Grit Blogs > From Sylvias Farm

An Introduction

Sylvia JorrinTo introduce myself, I am Sylvia Jorrin, a farmer in the Catskill Mountains. The 27th anniversary of the founding of this farm was May 8. While it features sheep, there is a sprinkling of dairy goats as well as about 75 currant and gooseberry bushes to flavor the mix. Often there are vegetables, such as leeks, garlic, kale and radichio, some of which are sold. The farm covers 85 acres on which I run between 75 and 100 animals.

There are conservation practices in place as the creek here ultimately flows out of the taps in New York City, which is 180 miles away. Both the city and the federal government have paid for the fencing and clean water practices that are in place here.

Two of my books have been published. The first is called Sylvia’s Farm. The sequel is The Journal of an Improbable Shepherd. They are about the wonders of the life here.
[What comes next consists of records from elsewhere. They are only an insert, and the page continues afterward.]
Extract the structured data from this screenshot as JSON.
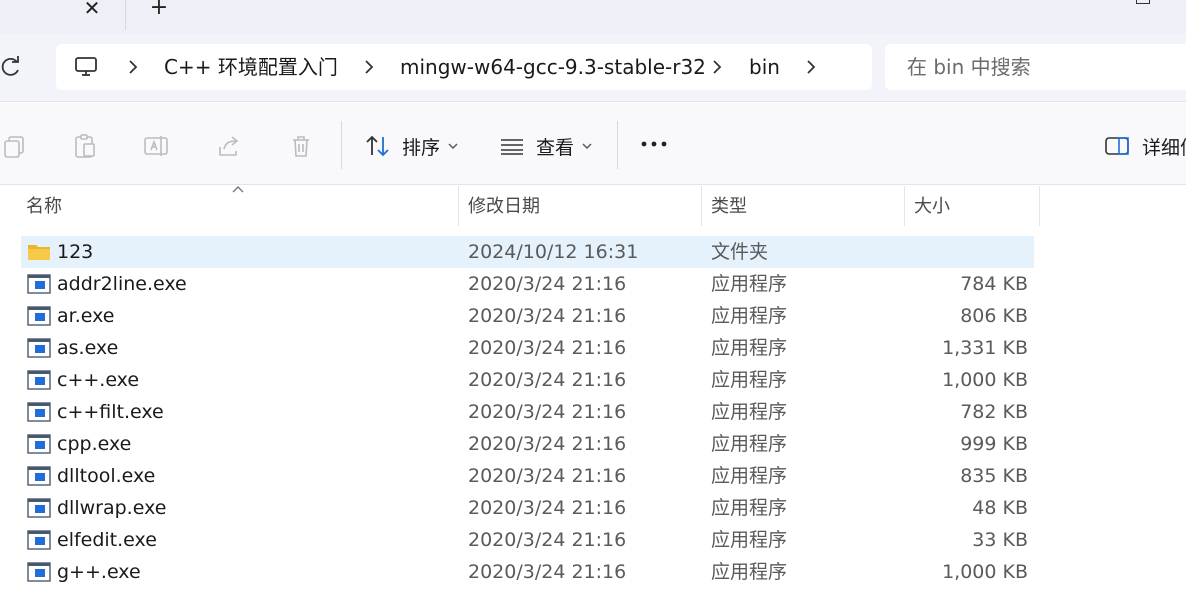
{
  "tabstrip": {
    "close_glyph": "✕",
    "new_tab_glyph": "+"
  },
  "addressbar": {
    "refresh_icon": "refresh-icon",
    "crumbs": [
      "C++ 环境配置入门",
      "mingw-w64-gcc-9.3-stable-r32",
      "bin"
    ],
    "search_placeholder": "在 bin 中搜索"
  },
  "commandbar": {
    "sort_label": "排序",
    "view_label": "查看",
    "details_label": "详细信"
  },
  "columns": {
    "name": "名称",
    "modified": "修改日期",
    "type": "类型",
    "size": "大小"
  },
  "files": [
    {
      "name": "123",
      "modified": "2024/10/12 16:31",
      "type": "文件夹",
      "size": "",
      "icon": "folder-icon",
      "selected": true
    },
    {
      "name": "addr2line.exe",
      "modified": "2020/3/24 21:16",
      "type": "应用程序",
      "size": "784 KB",
      "icon": "app-icon"
    },
    {
      "name": "ar.exe",
      "modified": "2020/3/24 21:16",
      "type": "应用程序",
      "size": "806 KB",
      "icon": "app-icon"
    },
    {
      "name": "as.exe",
      "modified": "2020/3/24 21:16",
      "type": "应用程序",
      "size": "1,331 KB",
      "icon": "app-icon"
    },
    {
      "name": "c++.exe",
      "modified": "2020/3/24 21:16",
      "type": "应用程序",
      "size": "1,000 KB",
      "icon": "app-icon"
    },
    {
      "name": "c++filt.exe",
      "modified": "2020/3/24 21:16",
      "type": "应用程序",
      "size": "782 KB",
      "icon": "app-icon"
    },
    {
      "name": "cpp.exe",
      "modified": "2020/3/24 21:16",
      "type": "应用程序",
      "size": "999 KB",
      "icon": "app-icon"
    },
    {
      "name": "dlltool.exe",
      "modified": "2020/3/24 21:16",
      "type": "应用程序",
      "size": "835 KB",
      "icon": "app-icon"
    },
    {
      "name": "dllwrap.exe",
      "modified": "2020/3/24 21:16",
      "type": "应用程序",
      "size": "48 KB",
      "icon": "app-icon"
    },
    {
      "name": "elfedit.exe",
      "modified": "2020/3/24 21:16",
      "type": "应用程序",
      "size": "33 KB",
      "icon": "app-icon"
    },
    {
      "name": "g++.exe",
      "modified": "2020/3/24 21:16",
      "type": "应用程序",
      "size": "1,000 KB",
      "icon": "app-icon"
    }
  ],
  "colors": {
    "selection": "#e5f1fb",
    "folder": "#f7c948",
    "app_accent": "#1e6fd9",
    "window_bg": "#eef0f7"
  }
}
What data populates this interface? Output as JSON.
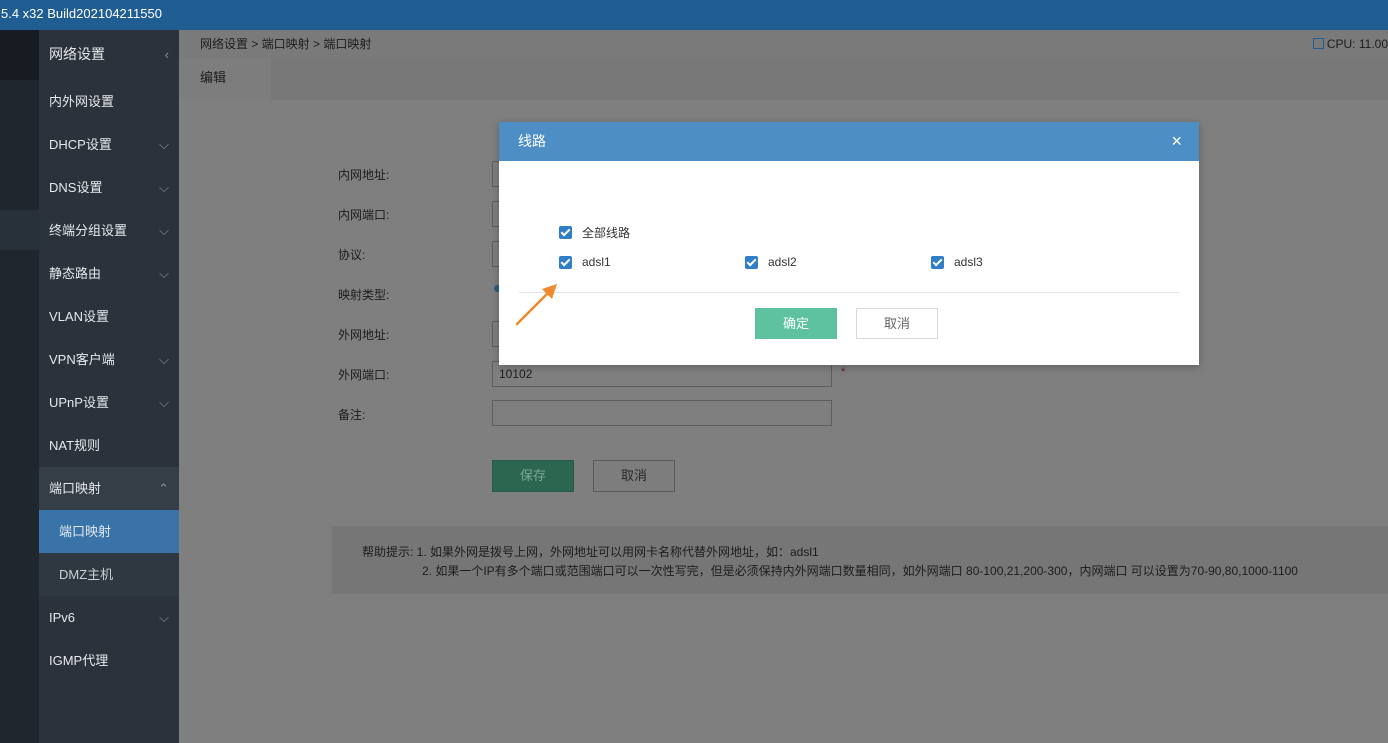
{
  "app": {
    "title": "5.4 x32 Build202104211550"
  },
  "sidebar": {
    "header": "网络设置",
    "items": [
      {
        "label": "内外网设置"
      },
      {
        "label": "DHCP设置"
      },
      {
        "label": "DNS设置"
      },
      {
        "label": "终端分组设置"
      },
      {
        "label": "静态路由"
      },
      {
        "label": "VLAN设置"
      },
      {
        "label": "VPN客户端"
      },
      {
        "label": "UPnP设置"
      },
      {
        "label": "NAT规则"
      },
      {
        "label": "端口映射"
      },
      {
        "label": "端口映射"
      },
      {
        "label": "DMZ主机"
      },
      {
        "label": "IPv6"
      },
      {
        "label": "IGMP代理"
      }
    ]
  },
  "breadcrumb": "网络设置 > 端口映射 > 端口映射",
  "status": {
    "cpu": "CPU: 11.00"
  },
  "tab": {
    "edit": "编辑"
  },
  "form": {
    "inner_addr_label": "内网地址:",
    "inner_port_label": "内网端口:",
    "protocol_label": "协议:",
    "map_type_label": "映射类型:",
    "outer_addr_label": "外网地址:",
    "outer_port_label": "外网端口:",
    "outer_port_value": "10102",
    "note_label": "备注:",
    "required_mark": "*",
    "save": "保存",
    "cancel": "取消"
  },
  "help": {
    "line1": "帮助提示: 1. 如果外网是拨号上网，外网地址可以用网卡名称代替外网地址，如：adsl1",
    "line2": "2. 如果一个IP有多个端口或范围端口可以一次性写完，但是必须保持内外网端口数量相同，如外网端口 80-100,21,200-300，内网端口 可以设置为70-90,80,1000-1100"
  },
  "modal": {
    "title": "线路",
    "close": "×",
    "all_lines": "全部线路",
    "lines": [
      "adsl1",
      "adsl2",
      "adsl3"
    ],
    "ok": "确定",
    "cancel": "取消"
  },
  "colors": {
    "topbar": "#1f5d93",
    "modal_header": "#4d8fc5",
    "ok_button": "#5ec2a0",
    "checkbox": "#2f7ec7",
    "arrow": "#f08a2e"
  }
}
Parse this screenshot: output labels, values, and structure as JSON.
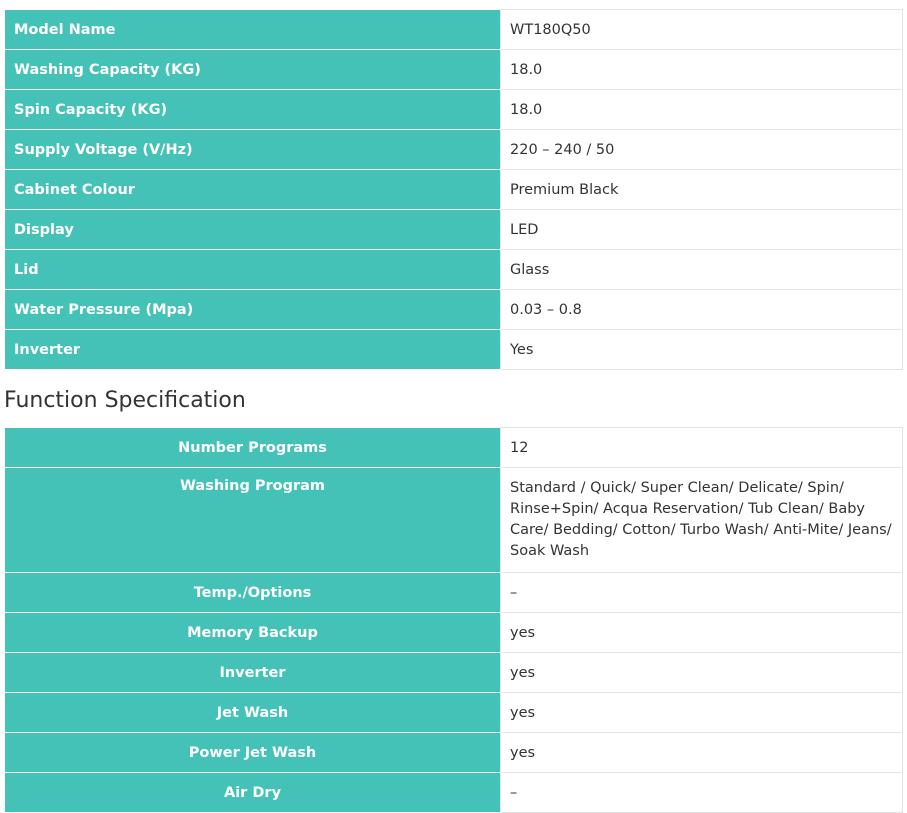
{
  "general_specs": [
    {
      "label": "Model Name",
      "value": "WT180Q50"
    },
    {
      "label": "Washing Capacity (KG)",
      "value": "18.0"
    },
    {
      "label": "Spin Capacity (KG)",
      "value": "18.0"
    },
    {
      "label": "Supply Voltage (V/Hz)",
      "value": "220 – 240 / 50"
    },
    {
      "label": "Cabinet Colour",
      "value": "Premium Black"
    },
    {
      "label": "Display",
      "value": "LED"
    },
    {
      "label": "Lid",
      "value": "Glass"
    },
    {
      "label": "Water Pressure (Mpa)",
      "value": "0.03 – 0.8"
    },
    {
      "label": "Inverter",
      "value": "Yes"
    }
  ],
  "function_section": {
    "heading": "Function Specification",
    "rows": [
      {
        "label": "Number Programs",
        "value": "12"
      },
      {
        "label": "Washing Program",
        "value": "Standard / Quick/ Super Clean/ Delicate/ Spin/ Rinse+Spin/ Acqua Reservation/ Tub Clean/ Baby Care/ Bedding/ Cotton/ Turbo Wash/ Anti-Mite/ Jeans/ Soak Wash"
      },
      {
        "label": "Temp./Options",
        "value": "–"
      },
      {
        "label": "Memory Backup",
        "value": "yes"
      },
      {
        "label": "Inverter",
        "value": "yes"
      },
      {
        "label": "Jet Wash",
        "value": "yes"
      },
      {
        "label": "Power Jet Wash",
        "value": "yes"
      },
      {
        "label": "Air Dry",
        "value": "–"
      }
    ]
  },
  "colors": {
    "label_background": "#45c2b8",
    "label_text": "#ffffff",
    "value_text": "#333333"
  }
}
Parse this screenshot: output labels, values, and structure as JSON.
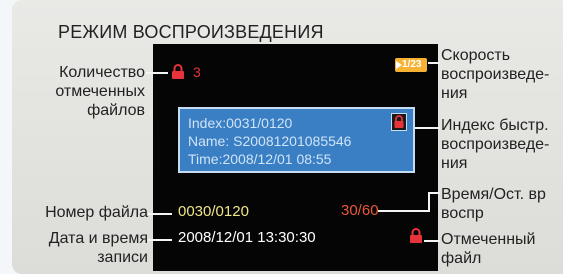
{
  "heading": "РЕЖИМ ВОСПРОИЗВЕДЕНИЯ",
  "labels_left": {
    "marked_count": [
      "Количество",
      "отмеченных",
      "файлов"
    ],
    "file_number": [
      "Номер файла"
    ],
    "record_datetime": [
      "Дата и время",
      "записи"
    ]
  },
  "labels_right": {
    "playback_speed": [
      "Скорость",
      "воспроизведе-",
      "ния"
    ],
    "quick_index": [
      "Индекс быстр.",
      "воспроизведе-",
      "ния"
    ],
    "time_remaining": [
      "Время/Ост. вр",
      "воспр"
    ],
    "marked_file": [
      "Отмеченный",
      "файл"
    ]
  },
  "screen": {
    "marked_count_value": "3",
    "speed_value": "1/23",
    "info": {
      "index": "Index:0031/0120",
      "name": "Name: S20081201085546",
      "time": "Time:2008/12/01 08:55"
    },
    "time_value": "30/60",
    "file_number_value": "0030/0120",
    "datetime_value": "2008/12/01 13:30:30"
  },
  "colors": {
    "screen_bg": "#050505",
    "info_box": "#3a7ec4",
    "lock_red": "#e8333b",
    "yellow_text": "#f0e48a",
    "orange_text": "#e85a3a",
    "speed_icon": "#f7b233"
  }
}
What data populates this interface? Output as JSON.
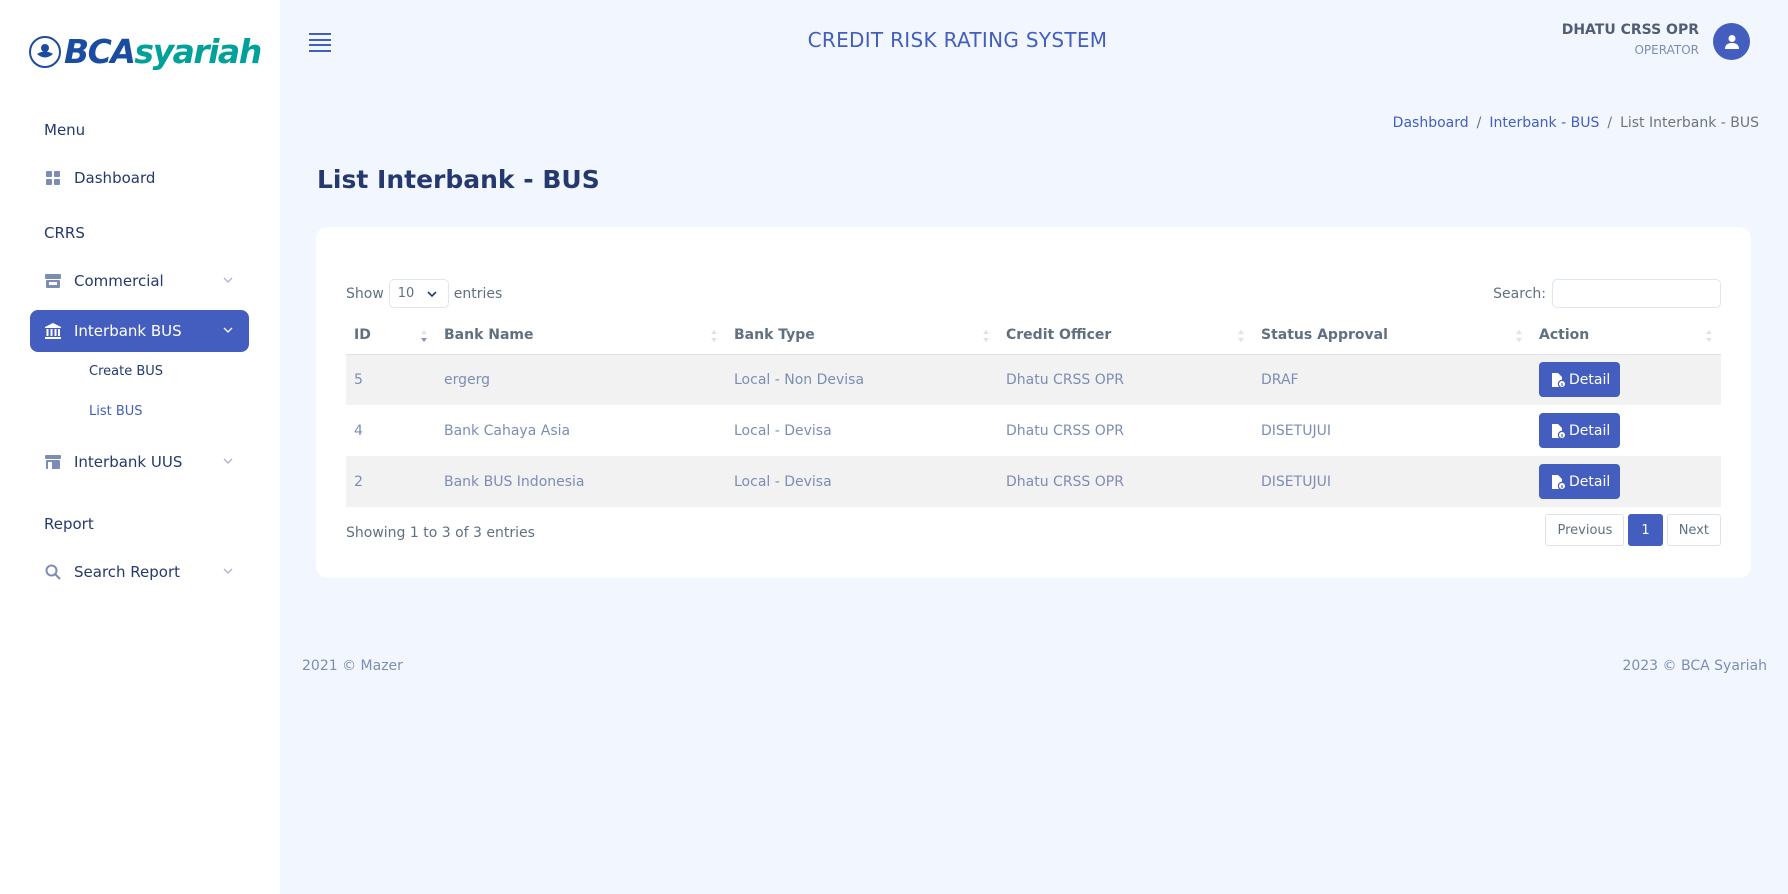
{
  "brand": {
    "bca": "BCA",
    "syariah": "syariah"
  },
  "header": {
    "title": "CREDIT RISK RATING SYSTEM",
    "user_name": "DHATU CRSS OPR",
    "user_role": "OPERATOR"
  },
  "sidebar": {
    "section_menu": "Menu",
    "dashboard": "Dashboard",
    "section_crrs": "CRRS",
    "commercial": "Commercial",
    "interbank_bus": "Interbank BUS",
    "create_bus": "Create BUS",
    "list_bus": "List BUS",
    "interbank_uus": "Interbank UUS",
    "section_report": "Report",
    "search_report": "Search Report"
  },
  "breadcrumb": {
    "item1": "Dashboard",
    "sep": "/",
    "item2": "Interbank - BUS",
    "item3": "List Interbank - BUS"
  },
  "page_title": "List Interbank - BUS",
  "table_controls": {
    "show": "Show",
    "entries_value": "10",
    "entries": "entries",
    "search_label": "Search:"
  },
  "table": {
    "headers": [
      "ID",
      "Bank Name",
      "Bank Type",
      "Credit Officer",
      "Status Approval",
      "Action"
    ],
    "rows": [
      {
        "id": "5",
        "bank_name": "ergerg",
        "bank_type": "Local - Non Devisa",
        "officer": "Dhatu CRSS OPR",
        "status": "DRAF",
        "action": "Detail"
      },
      {
        "id": "4",
        "bank_name": "Bank Cahaya Asia",
        "bank_type": "Local - Devisa",
        "officer": "Dhatu CRSS OPR",
        "status": "DISETUJUI",
        "action": "Detail"
      },
      {
        "id": "2",
        "bank_name": "Bank BUS Indonesia",
        "bank_type": "Local - Devisa",
        "officer": "Dhatu CRSS OPR",
        "status": "DISETUJUI",
        "action": "Detail"
      }
    ]
  },
  "table_info": "Showing 1 to 3 of 3 entries",
  "pagination": {
    "previous": "Previous",
    "page": "1",
    "next": "Next"
  },
  "footer": {
    "left": "2021 © Mazer",
    "right": "2023 © BCA Syariah"
  },
  "colors": {
    "primary": "#435ebe",
    "background": "#f2f7ff",
    "brand_blue": "#1a4da1",
    "brand_teal": "#00a19a"
  }
}
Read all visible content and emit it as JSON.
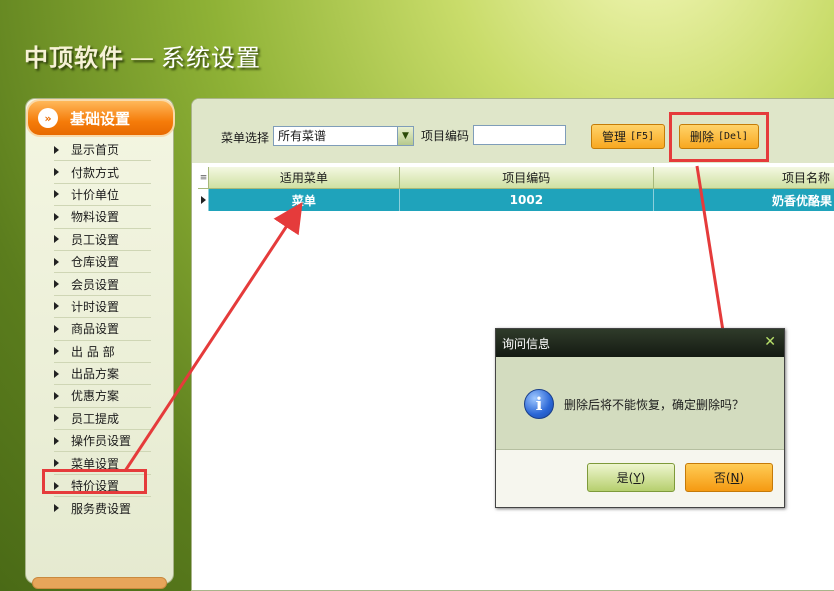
{
  "header": {
    "brand": "中顶软件",
    "separator": "—",
    "subtitle": "系统设置"
  },
  "sidebar": {
    "header_label": "基础设置",
    "header_icon": "double-chevron-right-icon",
    "items": [
      {
        "label": "显示首页"
      },
      {
        "label": "付款方式"
      },
      {
        "label": "计价单位"
      },
      {
        "label": "物料设置"
      },
      {
        "label": "员工设置"
      },
      {
        "label": "仓库设置"
      },
      {
        "label": "会员设置"
      },
      {
        "label": "计时设置"
      },
      {
        "label": "商品设置"
      },
      {
        "label": "出 品 部"
      },
      {
        "label": "出品方案"
      },
      {
        "label": "优惠方案"
      },
      {
        "label": "员工提成"
      },
      {
        "label": "操作员设置"
      },
      {
        "label": "菜单设置"
      },
      {
        "label": "特价设置"
      },
      {
        "label": "服务费设置"
      }
    ]
  },
  "toolbar": {
    "menu_select_label": "菜单选择",
    "menu_select_value": "所有菜谱",
    "item_code_label": "项目编码",
    "item_code_value": "",
    "manage_label": "管理",
    "manage_key": "[F5]",
    "delete_label": "删除",
    "delete_key": "[Del]"
  },
  "grid": {
    "columns": [
      "适用菜单",
      "项目编码",
      "项目名称"
    ],
    "rows": [
      {
        "menu": "菜单",
        "code": "1002",
        "name": "奶香优酪果"
      }
    ]
  },
  "dialog": {
    "title": "询问信息",
    "close_glyph": "✕",
    "message": "删除后将不能恢复，确定删除吗？",
    "yes_label": "是(",
    "yes_key": "Y",
    "no_label": "否(",
    "no_key": "N",
    "paren_close": ")"
  },
  "colors": {
    "accent_orange": "#f57c0a",
    "row_selected": "#1fa3bb",
    "annotation_red": "#e53b3b"
  }
}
The most current project here is to repair the roadside fencing destroyed by this most ghastly of winters and to move or replace an existing fence compromised by some very insistent beavers. I had destroyed their dams over a period of years until their last effort required serious work by a man with an excavator. Two days before he was to do the work, my son took a kayak out onto the beaver pond. That did it. When he visits nothing gives him more pleasure than the time he spends on the pond. Obviously, the pond stays.

In the interest of keeping the water clean, my sheep and goats have to be fenced out, therefore the Watershed Agriculture Council is paying to reposition said fence. A nice job. The irony is that the pond and the 10 acres around the water sources are also declared to be wildlife protection areas, therefore, while the local deer, foxes, coyotes and, yes, beavers, are free to roam, foul and drink from it, my dear sweet sheep are not. Go figure.

Signed copies of my books are available by calling me at 607-746-2596. I do have a website that includes a new story every month as well as photographs.

Sylvia Jorrin
www.SylviasFarm.com

Delaware bounty

Valley

nebraskadave
5/30/2015 7:59:10 AM

Sylvia, welcome to the GRIT blogging community. Wow, you have a lot of interests. Beavers can be destructive creatures that's for sure. The biggest beaver dam that I ever saw was in Canada and it held back and entire lake. I'm looking forward to hearing more about your adventures in homesteading. I don't have much experience with sheep or goats. My experience has been flat land row crop farming with a few cows, hogs, and chickens. Now in retirement, I'm an urban farmer that gardens vacant lots residing in the inner city. ***** Have a great New York Catskills mountain day on the homestead.


nebraskadave
5/30/2015 7:54:18 AM

Sylvia, welcome to the GRIT blogging community. Wow, you have a lot of interests. Beavers can be destructive creatures that's for sure. The biggest beaver dam that I ever saw was in Canada and it held back and entire lake. I'm looking forward to hearing more about your adventures in homesteading. I don't have much experience with sheep or goats. My experience has been flat land row crop farming with a few cows, hogs, and chickens. Now in retirement, I'm an urban farmer that gardens vacant lots residing in the inner city. ***** Have a great New York Catskills mountain day on the homestead.